Everyone has a story from personal experience about how inefficient public services can be. Whether it's being asked multiple times to input the same information or disconnected services not talking to each other.

Workers in public services will see this better than most, armies of managers talking the talk rather than spending the money on frontline services, or listening to those on the front line about what needs to be done to make things better.

It’s time to start to take that agenda seriously so that people see they are getting value for money for that extra tax.

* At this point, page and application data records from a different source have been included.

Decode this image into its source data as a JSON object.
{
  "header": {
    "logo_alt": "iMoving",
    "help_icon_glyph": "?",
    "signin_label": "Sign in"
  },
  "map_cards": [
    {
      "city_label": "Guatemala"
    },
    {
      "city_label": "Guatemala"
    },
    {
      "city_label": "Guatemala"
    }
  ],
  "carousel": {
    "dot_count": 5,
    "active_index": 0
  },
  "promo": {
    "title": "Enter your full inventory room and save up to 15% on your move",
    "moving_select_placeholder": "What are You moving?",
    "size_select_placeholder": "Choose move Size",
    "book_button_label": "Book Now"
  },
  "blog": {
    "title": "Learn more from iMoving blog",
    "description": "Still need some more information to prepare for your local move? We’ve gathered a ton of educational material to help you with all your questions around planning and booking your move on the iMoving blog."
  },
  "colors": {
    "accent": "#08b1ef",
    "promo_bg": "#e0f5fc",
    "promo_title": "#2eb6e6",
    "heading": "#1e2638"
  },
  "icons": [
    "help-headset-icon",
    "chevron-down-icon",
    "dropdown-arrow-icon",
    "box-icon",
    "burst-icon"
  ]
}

Ivan McKee is an MSP and former Minister for Business, Trade, Tourism and Enterprise